§ GOAL OF THE EXERCISE:
This exercise requires every record to be repeated exactly.

_ _ _

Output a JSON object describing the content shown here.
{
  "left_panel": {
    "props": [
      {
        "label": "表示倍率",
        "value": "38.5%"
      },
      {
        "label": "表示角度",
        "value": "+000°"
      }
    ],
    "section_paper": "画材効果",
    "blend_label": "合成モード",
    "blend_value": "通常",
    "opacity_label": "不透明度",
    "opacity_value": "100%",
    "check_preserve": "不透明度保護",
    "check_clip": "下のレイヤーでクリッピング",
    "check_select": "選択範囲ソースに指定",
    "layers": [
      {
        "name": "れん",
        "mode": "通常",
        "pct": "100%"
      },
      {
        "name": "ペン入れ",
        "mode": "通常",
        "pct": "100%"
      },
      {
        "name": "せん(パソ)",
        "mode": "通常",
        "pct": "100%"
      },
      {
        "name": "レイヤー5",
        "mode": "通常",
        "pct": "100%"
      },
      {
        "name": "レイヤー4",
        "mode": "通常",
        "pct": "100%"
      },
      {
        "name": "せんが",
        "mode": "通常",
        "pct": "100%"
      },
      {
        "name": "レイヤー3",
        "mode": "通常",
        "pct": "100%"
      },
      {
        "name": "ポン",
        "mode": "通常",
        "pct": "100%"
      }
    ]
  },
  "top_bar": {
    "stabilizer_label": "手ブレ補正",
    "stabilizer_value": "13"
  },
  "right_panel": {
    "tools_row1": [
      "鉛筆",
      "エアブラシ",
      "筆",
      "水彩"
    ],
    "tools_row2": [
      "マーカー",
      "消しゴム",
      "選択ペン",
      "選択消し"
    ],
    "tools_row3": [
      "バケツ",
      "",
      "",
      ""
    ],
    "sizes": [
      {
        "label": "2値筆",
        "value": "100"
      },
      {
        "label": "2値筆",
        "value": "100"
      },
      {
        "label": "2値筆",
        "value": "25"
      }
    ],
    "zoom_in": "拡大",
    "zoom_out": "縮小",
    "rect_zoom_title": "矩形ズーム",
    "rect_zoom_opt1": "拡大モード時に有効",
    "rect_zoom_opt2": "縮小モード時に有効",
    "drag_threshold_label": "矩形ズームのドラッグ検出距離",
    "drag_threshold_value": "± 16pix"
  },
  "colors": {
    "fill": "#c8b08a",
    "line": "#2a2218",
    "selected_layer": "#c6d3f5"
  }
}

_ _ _

§ PROBLEM SOLUTION:
Output a JSON object describing the content shown here.
{
  "left_panel": {
    "props": [
      {
        "label": "表示倍率",
        "value": "38.5%"
      },
      {
        "label": "表示角度",
        "value": "+000°"
      }
    ],
    "section_paper": "画材効果",
    "blend_label": "合成モード",
    "blend_value": "通常",
    "opacity_label": "不透明度",
    "opacity_value": "100%",
    "check_preserve": "不透明度保護",
    "check_clip": "下のレイヤーでクリッピング",
    "check_select": "選択範囲ソースに指定",
    "layers": [
      {
        "name": "れん",
        "mode": "通常",
        "pct": "100%"
      },
      {
        "name": "ペン入れ",
        "mode": "通常",
        "pct": "100%"
      },
      {
        "name": "せん(パソ)",
        "mode": "通常",
        "pct": "100%"
      },
      {
        "name": "レイヤー5",
        "mode": "通常",
        "pct": "100%"
      },
      {
        "name": "レイヤー4",
        "mode": "通常",
        "pct": "100%"
      },
      {
        "name": "せんが",
        "mode": "通常",
        "pct": "100%"
      },
      {
        "name": "レイヤー3",
        "mode": "通常",
        "pct": "100%"
      },
      {
        "name": "ポン",
        "mode": "通常",
        "pct": "100%"
      }
    ]
  },
  "top_bar": {
    "stabilizer_label": "手ブレ補正",
    "stabilizer_value": "13"
  },
  "right_panel": {
    "tools_row1": [
      "鉛筆",
      "エアブラシ",
      "筆",
      "水彩"
    ],
    "tools_row2": [
      "マーカー",
      "消しゴム",
      "選択ペン",
      "選択消し"
    ],
    "tools_row3": [
      "バケツ",
      "",
      "",
      ""
    ],
    "sizes": [
      {
        "label": "2値筆",
        "value": "100"
      },
      {
        "label": "2値筆",
        "value": "100"
      },
      {
        "label": "2値筆",
        "value": "25"
      }
    ],
    "zoom_in": "拡大",
    "zoom_out": "縮小",
    "rect_zoom_title": "矩形ズーム",
    "rect_zoom_opt1": "拡大モード時に有効",
    "rect_zoom_opt2": "縮小モード時に有効",
    "drag_threshold_label": "矩形ズームのドラッグ検出距離",
    "drag_threshold_value": "± 16pix"
  },
  "colors": {
    "fill": "#c8b08a",
    "line": "#2a2218",
    "selected_layer": "#c6d3f5"
  }
}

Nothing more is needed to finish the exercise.